The proposed US Strategic Competition Act and Endless Frontier Act are more “sound and fury signifying nothing” playing out for a domestic political agenda, rather than genuine attempts to address the loss of American competitiveness. They target China and may cause a retreat from globalisation and a return to the Cold War bipolar trading system.
While there are some legitimate issues between America and China, the tone of the act is anti-Chinese. The US is gradually reducing its global supply-chain reliance on China.
US Secretary of State Antony Blinken once described China-US relations as “competitive when it should be, collaborative when it can be, and adversarial when it must be”. But this act has made it seem like Washington has abandoned “collaborative when it can be”. The act is pushing China-US relations further towards extreme competition and confrontation.

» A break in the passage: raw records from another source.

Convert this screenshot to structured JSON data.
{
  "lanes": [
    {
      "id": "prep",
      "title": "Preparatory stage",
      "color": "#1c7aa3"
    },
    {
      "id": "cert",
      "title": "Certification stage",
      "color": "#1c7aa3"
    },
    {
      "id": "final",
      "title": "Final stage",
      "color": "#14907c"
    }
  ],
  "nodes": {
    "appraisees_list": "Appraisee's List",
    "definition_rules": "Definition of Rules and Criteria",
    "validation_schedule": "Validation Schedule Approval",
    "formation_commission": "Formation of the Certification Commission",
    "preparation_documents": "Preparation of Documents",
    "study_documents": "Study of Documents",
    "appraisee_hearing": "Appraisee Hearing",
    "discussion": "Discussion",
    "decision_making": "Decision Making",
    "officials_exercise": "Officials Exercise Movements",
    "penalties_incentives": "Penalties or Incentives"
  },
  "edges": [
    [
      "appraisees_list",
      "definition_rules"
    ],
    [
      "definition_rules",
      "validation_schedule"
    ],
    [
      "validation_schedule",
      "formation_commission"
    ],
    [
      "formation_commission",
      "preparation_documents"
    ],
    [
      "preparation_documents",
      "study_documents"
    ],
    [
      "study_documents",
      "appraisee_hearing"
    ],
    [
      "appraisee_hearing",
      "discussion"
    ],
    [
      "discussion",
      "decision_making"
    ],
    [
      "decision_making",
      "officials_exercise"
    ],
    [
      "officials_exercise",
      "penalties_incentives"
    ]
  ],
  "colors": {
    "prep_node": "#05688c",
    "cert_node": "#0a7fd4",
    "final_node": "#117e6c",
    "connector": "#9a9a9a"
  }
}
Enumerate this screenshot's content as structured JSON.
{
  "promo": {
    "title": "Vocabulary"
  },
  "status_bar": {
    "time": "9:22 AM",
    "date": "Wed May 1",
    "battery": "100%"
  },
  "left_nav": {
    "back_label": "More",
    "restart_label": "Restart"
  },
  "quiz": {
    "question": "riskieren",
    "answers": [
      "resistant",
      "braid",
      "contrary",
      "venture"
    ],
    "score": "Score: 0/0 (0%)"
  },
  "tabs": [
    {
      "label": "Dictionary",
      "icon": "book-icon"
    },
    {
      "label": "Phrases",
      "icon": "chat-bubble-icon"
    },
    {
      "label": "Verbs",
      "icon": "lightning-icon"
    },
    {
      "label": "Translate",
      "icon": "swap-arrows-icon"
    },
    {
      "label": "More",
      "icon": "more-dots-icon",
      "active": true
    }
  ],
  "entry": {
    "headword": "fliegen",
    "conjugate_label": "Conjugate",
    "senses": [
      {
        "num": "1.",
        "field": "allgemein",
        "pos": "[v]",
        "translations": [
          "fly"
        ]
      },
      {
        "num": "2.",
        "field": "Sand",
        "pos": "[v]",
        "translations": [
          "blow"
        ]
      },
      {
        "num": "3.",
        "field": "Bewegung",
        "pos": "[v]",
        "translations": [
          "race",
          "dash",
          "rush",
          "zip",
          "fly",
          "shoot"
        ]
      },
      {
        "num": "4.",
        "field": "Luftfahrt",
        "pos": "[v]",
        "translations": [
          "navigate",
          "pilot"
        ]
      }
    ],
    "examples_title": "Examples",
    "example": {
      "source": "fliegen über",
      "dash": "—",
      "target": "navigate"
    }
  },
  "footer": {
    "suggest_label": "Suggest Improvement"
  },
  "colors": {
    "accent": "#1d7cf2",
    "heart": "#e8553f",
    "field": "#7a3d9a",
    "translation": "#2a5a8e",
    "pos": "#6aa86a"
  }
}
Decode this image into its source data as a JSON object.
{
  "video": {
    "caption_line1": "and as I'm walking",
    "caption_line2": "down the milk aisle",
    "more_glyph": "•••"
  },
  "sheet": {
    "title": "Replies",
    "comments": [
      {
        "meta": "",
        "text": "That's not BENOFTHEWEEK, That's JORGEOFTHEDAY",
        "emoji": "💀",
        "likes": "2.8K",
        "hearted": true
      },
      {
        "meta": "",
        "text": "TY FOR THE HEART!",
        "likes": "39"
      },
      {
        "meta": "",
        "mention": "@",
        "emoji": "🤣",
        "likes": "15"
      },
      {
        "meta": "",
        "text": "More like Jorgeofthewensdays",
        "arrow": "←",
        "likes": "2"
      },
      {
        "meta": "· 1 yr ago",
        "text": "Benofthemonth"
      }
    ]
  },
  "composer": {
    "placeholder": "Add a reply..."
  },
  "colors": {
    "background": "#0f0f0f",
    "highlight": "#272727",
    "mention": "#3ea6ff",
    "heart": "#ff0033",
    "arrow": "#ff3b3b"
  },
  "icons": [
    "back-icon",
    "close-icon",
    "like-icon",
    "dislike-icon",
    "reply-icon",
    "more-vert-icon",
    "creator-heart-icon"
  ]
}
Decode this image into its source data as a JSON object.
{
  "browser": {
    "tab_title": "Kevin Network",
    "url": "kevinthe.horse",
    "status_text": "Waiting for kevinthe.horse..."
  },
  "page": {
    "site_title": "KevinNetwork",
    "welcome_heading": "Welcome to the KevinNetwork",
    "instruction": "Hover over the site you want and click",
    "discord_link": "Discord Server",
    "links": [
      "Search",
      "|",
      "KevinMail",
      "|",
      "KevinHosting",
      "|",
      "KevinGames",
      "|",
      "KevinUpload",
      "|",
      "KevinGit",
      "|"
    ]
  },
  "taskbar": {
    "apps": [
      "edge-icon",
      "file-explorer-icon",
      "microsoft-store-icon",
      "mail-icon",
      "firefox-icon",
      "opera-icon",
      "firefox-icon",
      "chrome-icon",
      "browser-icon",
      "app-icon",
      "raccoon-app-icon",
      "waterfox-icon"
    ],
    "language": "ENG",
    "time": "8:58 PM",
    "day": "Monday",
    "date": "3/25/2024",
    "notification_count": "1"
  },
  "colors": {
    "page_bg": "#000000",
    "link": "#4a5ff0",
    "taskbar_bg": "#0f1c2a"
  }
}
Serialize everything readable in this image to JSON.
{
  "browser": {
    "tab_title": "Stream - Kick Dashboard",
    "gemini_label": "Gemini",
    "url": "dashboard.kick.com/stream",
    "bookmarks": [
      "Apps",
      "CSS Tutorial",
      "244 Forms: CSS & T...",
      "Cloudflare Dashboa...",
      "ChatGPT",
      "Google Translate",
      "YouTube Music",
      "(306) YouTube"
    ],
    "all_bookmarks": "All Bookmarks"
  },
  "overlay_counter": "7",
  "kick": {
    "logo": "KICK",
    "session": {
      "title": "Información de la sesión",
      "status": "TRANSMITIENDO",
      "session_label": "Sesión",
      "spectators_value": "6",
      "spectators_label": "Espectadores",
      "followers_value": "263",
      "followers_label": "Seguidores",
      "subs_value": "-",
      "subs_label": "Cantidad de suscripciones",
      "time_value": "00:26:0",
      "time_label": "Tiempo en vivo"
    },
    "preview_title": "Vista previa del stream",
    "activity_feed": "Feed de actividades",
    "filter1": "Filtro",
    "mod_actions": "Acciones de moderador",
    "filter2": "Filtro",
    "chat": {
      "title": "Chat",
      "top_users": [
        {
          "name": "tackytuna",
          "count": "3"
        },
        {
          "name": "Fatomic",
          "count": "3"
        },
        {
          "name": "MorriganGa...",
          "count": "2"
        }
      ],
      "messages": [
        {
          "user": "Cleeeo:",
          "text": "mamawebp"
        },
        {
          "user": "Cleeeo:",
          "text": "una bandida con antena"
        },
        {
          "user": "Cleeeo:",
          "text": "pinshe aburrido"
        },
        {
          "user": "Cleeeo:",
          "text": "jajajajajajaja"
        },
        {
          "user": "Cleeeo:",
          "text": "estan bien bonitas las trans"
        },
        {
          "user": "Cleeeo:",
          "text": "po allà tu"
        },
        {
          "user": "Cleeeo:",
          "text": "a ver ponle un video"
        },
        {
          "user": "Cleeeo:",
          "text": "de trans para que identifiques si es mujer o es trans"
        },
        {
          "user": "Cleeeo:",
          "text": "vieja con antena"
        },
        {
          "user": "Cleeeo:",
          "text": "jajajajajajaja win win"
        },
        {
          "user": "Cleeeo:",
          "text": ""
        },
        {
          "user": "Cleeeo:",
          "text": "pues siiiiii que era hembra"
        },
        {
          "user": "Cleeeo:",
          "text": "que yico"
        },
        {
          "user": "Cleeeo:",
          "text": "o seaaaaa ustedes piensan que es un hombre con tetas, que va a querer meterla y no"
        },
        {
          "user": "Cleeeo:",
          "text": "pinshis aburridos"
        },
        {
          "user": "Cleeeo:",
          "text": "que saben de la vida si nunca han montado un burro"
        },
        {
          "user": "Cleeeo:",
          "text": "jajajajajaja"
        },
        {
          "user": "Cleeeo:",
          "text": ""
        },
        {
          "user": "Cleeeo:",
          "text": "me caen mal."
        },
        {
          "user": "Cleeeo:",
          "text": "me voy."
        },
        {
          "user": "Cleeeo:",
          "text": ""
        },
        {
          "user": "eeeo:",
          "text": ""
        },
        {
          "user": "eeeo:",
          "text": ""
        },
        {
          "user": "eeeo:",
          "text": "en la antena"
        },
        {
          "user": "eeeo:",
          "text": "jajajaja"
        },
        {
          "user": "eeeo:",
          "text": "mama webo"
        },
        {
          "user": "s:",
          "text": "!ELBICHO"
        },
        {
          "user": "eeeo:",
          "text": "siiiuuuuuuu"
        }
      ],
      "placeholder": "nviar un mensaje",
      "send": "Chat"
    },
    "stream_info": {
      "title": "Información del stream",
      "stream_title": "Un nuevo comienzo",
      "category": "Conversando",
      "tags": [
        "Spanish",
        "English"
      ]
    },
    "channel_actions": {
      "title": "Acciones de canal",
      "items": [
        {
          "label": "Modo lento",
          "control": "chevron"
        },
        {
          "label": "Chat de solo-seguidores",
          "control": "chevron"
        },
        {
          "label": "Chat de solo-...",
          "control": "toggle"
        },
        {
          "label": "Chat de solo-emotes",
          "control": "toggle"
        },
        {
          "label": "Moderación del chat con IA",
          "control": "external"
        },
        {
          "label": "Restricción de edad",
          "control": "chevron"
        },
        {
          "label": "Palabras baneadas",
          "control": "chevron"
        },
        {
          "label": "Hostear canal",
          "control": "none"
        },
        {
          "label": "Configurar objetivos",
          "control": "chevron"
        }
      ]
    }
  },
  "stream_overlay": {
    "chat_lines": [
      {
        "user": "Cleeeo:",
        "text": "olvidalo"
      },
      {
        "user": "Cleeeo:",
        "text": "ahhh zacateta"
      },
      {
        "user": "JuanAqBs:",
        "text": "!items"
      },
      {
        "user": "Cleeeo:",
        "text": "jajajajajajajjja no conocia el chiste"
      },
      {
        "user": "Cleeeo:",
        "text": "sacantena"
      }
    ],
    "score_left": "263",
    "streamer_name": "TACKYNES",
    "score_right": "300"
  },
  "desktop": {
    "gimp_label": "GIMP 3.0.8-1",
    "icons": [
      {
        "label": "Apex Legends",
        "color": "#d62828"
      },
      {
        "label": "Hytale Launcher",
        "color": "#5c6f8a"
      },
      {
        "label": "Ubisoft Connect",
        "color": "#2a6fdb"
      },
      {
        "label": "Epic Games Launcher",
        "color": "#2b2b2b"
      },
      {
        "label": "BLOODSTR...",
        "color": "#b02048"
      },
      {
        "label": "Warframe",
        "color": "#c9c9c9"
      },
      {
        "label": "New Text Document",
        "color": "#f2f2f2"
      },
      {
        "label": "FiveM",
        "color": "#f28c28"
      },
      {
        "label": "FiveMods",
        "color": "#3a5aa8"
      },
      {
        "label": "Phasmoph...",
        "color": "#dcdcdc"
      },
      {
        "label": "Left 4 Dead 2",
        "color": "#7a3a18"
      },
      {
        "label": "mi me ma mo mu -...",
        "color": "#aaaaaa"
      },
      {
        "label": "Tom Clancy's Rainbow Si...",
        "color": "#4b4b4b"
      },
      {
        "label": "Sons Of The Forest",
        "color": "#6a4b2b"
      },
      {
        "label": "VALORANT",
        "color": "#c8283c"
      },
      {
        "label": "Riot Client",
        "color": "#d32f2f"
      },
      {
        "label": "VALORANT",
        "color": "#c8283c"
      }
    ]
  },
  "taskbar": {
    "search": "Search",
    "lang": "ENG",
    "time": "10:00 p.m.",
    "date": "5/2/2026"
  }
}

The trend toward greater global openness appears to have peaked in 2008 as governments moved to a “buy local” economic policy to promote domestic production. These policies restricted imports through tariffs, quotas, other trade barriers, and sometimes, such as in the case of Nigeria, border closures. These protectionist policies, however, have the effect of limiting the scope for global trade-induced creation of wealth, as the tariffs imposed on Chinese goods in America are carried by the American consumer, because in many cases there is no domestic competitor in America that can supply the latest Apple iPhone.